The criteria for the distribution of trust can be very broad. In fact, the trustee can be given the authority to distribute to the beneficiary at the trustee’s sole discretion. This type of discretionary trust can provide asset protection if the trustee is not the beneficiary. However, if the beneficiary is a trustee, the trust’s assets will be subject to the beneficiary’s/guardian’s creditors (at least in most states). It may also lead to inclusion in the beneficiary/guardian’s taxable property. After all, the trustee will have “general power of assignment” under Section 2041 of the IRC because the trustee can assign assets to itself as a beneficiary. Conversely, if the beneficiary is not the trustee, he has no way of enforcing any distributions by the trustee, which is why such a trust usually provides asset protection. Usually, the creditor stands in the place of the debtor.
However, the regulations in Section 2041 make an exception when a trustee is acting under a “verifiable standard.” Certainly, if the trustee were to instruct the trustee to distribute $1,000 per month to itself as a beneficiary, this would not be a public authority to assign because it would be “verifiable”. However, the limits of verification are much wider.
treasure. Reg. 20.2041-1(c)(2) states that “Power is limited to [an ascertainable] normative if the extent of the holder’s duty to exercise authority and not to exercise authority is reasonably measurable in terms of his needs for health, education, or support (or any combination thereof).’ The Regulation continues to state that the terms “support” and “maintenance” are synonymous. Many trusts use this “safe harbor” language from the regulations, “Health, Education, Maintenance, and Support,” which is sometimes referred to as the “HEMS” standard. While the HEMS standard is a tax law verifiable standard, it is still Very flexible and difficult to determine exactly what is required.But it will allow the beneficiary to go to court to enforce the standard.
Let’s look at a typical example of the difference between a fully discretionary standard and a HEMS standard. Mary is the trustee of the trust and John is the beneficiary. If the trust states that Mary makes distributions to John at her sole discretion, then she won’t be wanted to distribute anything to John. On the other hand, if the trust provides the HEMS standard, then Mary will need to make distributions in favor of John or at least in favor of him for a lower level. But, Marie can decide to provide this minimum or more. For example, Mary could specify that John only needs a studio apartment in a working-class neighborhood. In turn, she can determine that John needs a bigger house in a nicer neighborhood. Marie would have a similar level of recognition in other areas as well. She can hand out enough for John to get rid of him or enough for him to live more comfortably.
The HEMS standard, although it can be ascertained, is not specific. Provides a range in which the guardian can operate. If a dispute arises about the limits of this scope, the court will be the final verdict.
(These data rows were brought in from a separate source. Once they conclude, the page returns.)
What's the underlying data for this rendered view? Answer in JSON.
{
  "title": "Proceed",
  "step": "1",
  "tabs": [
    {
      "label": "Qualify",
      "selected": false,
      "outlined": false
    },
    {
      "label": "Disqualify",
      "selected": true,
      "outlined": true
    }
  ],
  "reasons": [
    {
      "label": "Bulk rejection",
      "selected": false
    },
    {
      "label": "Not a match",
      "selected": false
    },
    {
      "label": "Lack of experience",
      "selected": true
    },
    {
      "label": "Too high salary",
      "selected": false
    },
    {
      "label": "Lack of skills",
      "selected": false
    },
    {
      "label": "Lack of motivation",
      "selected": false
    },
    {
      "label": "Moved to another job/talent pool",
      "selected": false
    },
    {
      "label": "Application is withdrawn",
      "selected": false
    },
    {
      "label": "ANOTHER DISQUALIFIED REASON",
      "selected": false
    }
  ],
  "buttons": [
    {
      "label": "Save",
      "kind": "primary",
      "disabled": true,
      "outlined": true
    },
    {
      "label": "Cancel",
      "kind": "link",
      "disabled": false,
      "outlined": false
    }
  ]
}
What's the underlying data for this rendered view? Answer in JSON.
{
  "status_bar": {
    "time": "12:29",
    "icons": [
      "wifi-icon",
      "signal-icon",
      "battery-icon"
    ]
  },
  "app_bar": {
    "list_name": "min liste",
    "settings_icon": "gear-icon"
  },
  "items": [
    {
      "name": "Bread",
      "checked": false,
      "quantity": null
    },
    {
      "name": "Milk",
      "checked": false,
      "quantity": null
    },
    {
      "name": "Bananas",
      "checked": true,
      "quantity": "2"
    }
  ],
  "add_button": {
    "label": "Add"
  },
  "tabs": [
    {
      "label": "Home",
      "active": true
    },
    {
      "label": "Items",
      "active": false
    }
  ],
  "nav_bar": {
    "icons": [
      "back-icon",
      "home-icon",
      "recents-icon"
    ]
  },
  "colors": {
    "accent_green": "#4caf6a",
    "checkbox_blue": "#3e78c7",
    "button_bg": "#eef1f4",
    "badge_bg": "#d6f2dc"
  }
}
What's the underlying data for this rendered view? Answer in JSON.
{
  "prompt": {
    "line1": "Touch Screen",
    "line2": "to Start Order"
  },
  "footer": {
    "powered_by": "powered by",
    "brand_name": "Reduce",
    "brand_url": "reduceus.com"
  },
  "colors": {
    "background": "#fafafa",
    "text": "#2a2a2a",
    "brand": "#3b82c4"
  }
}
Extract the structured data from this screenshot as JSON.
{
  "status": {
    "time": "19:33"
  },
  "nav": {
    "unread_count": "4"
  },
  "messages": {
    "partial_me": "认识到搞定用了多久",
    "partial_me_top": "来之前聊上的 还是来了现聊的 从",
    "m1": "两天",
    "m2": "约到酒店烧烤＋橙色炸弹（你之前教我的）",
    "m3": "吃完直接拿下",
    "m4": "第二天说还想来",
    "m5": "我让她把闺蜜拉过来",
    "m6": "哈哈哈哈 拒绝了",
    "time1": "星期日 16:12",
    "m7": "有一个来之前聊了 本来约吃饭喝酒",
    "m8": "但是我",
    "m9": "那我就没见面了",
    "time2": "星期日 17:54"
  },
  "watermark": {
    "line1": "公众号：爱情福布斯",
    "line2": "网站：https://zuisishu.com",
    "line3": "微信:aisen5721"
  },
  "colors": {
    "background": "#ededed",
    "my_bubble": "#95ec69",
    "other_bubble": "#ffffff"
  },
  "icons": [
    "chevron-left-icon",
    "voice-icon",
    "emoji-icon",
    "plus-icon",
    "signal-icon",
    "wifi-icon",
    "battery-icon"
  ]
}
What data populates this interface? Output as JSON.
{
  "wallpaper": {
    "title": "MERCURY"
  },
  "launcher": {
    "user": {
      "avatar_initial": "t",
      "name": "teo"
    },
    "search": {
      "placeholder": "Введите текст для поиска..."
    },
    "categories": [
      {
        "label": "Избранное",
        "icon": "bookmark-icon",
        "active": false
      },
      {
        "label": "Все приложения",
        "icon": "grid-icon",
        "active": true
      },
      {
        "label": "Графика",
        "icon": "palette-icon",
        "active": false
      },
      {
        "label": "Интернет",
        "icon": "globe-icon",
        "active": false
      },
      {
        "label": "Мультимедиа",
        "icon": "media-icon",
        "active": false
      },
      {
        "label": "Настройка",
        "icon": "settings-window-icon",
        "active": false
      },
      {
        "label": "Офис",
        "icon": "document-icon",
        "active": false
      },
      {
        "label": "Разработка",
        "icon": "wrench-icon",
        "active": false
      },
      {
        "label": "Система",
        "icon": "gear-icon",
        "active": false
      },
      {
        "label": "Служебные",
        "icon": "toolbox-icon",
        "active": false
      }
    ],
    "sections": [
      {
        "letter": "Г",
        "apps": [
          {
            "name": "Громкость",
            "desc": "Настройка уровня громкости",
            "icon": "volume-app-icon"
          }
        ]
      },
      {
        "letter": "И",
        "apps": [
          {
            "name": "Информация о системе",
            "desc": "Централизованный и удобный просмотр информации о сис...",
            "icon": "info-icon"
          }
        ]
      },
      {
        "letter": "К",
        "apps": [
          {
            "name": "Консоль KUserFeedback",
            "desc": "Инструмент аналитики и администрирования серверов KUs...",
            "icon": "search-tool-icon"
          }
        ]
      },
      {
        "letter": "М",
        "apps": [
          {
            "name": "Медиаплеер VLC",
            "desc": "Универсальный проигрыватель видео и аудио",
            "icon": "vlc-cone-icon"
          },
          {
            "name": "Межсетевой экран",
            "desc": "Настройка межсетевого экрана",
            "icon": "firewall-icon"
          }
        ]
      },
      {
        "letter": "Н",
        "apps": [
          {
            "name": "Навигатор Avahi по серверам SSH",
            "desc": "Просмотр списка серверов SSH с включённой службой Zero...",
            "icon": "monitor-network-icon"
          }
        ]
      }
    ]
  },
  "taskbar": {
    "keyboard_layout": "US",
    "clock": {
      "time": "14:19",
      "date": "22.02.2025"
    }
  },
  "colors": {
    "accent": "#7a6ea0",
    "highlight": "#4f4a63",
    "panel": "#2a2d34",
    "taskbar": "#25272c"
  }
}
Stephen C. Hartnett, JD, LLM
American Academy of Estate Planning Lawyers, Inc.
9444 Balboa Street, Suite 300
San Diego, CA 92123
Phone: (858) 453-2128